Posted on 21st December 2011.

Should care providers be ranked like hotels?

Customer review websites are common place on the internet.  Many of us will not book a holiday without first checking a resort’s ranking on Tripadvisor; we won’t buy anything off eBay from a seller with a user ranking of less than 95% and we may even choose not to sit through a movie which scores less than seven out of ten on IMDB.

So the recent announcement that the government is planning to introduce a “Tripadvisor style” website which will rate the UK’s various care providers is, on the face of it, very exciting news.

The plan is that users will be able to rate the care that they, or their loved ones, have received either in a residential care home or in their own home.  Any allegations of neglect or mistreatment could then form the basis for investigation by the Care Quality Commission.  Although, it should be emphasised that no details of how the site will be run, or who will run it, have yet been made public.

This will be the first time that a single database of English care providers has been created; it is something that should have been done years ago and  has the potential greatly improve standards of care across the country.

That is, as long as it is done properly…

Tripadvisor, Ebay and IMDB are gigantic international websites which have been around for years and receive vast amounts of web traffic every month, meaning that the impact of people cynically abusing the system is diluted.  Even so, there are many reports within the hospitality industry of hotel operators artificially inflating scores as well as customers threatening a negative review unless they receive a discount.

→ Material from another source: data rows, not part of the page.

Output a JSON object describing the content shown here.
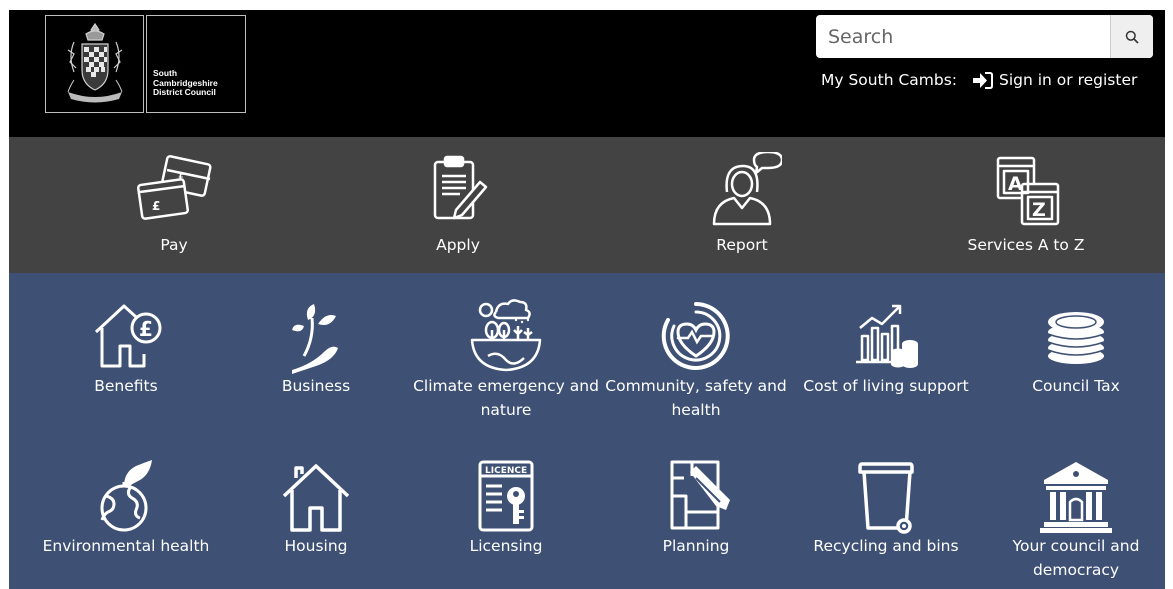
{
  "header": {
    "logo_lines": [
      "South",
      "Cambridgeshire",
      "District Council"
    ],
    "search_placeholder": "Search",
    "account_label": "My South Cambs:",
    "signin_label": "Sign in or register"
  },
  "topnav": [
    {
      "label": "Pay",
      "icon": "credit-cards-icon"
    },
    {
      "label": "Apply",
      "icon": "clipboard-pen-icon"
    },
    {
      "label": "Report",
      "icon": "person-speech-icon"
    },
    {
      "label": "Services A to Z",
      "icon": "a-to-z-icon"
    }
  ],
  "services": [
    {
      "label": "Benefits",
      "icon": "house-pound-icon"
    },
    {
      "label": "Business",
      "icon": "hand-plant-icon"
    },
    {
      "label": "Climate emergency and nature",
      "icon": "climate-icon"
    },
    {
      "label": "Community, safety and health",
      "icon": "heart-circle-icon"
    },
    {
      "label": "Cost of living support",
      "icon": "chart-coins-icon"
    },
    {
      "label": "Council Tax",
      "icon": "coin-stack-icon"
    },
    {
      "label": "Environmental health",
      "icon": "globe-leaf-icon"
    },
    {
      "label": "Housing",
      "icon": "house-icon"
    },
    {
      "label": "Licensing",
      "icon": "licence-icon"
    },
    {
      "label": "Planning",
      "icon": "plan-pencil-icon"
    },
    {
      "label": "Recycling and bins",
      "icon": "bin-icon"
    },
    {
      "label": "Your council and democracy",
      "icon": "council-building-icon"
    }
  ],
  "licence_icon_text": "LICENCE",
  "colors": {
    "header_bg": "#000000",
    "topnav_bg": "#434343",
    "services_bg": "#3e5073"
  }
}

With the best will in the world, any UK care focused website will be small in comparison to these colossal sites, and therefore the potential to abuse the system will be much increased – if a care home only had ten reviews the impact of one fake one would be significant.  If the system is going to work properly it needs to be trusted by the users and so those responsible for the site’s implementation need to find a way to make it easy to use, but difficult to abuse – easier said than done.

As report after report reviles the way that the most vulnerable in our society are cared for, all reputable care providers are united in the belief that something must be done to ensure that bad care practises are stopped and the worst care providers are closed down.  Innovative solutions, such as this new website, can definitely help in this battle and so, despite our concerns about how it may be implemented, we are very much in favour of this new site and look forward to learning more about how it will work.

Sally Tomkotowicz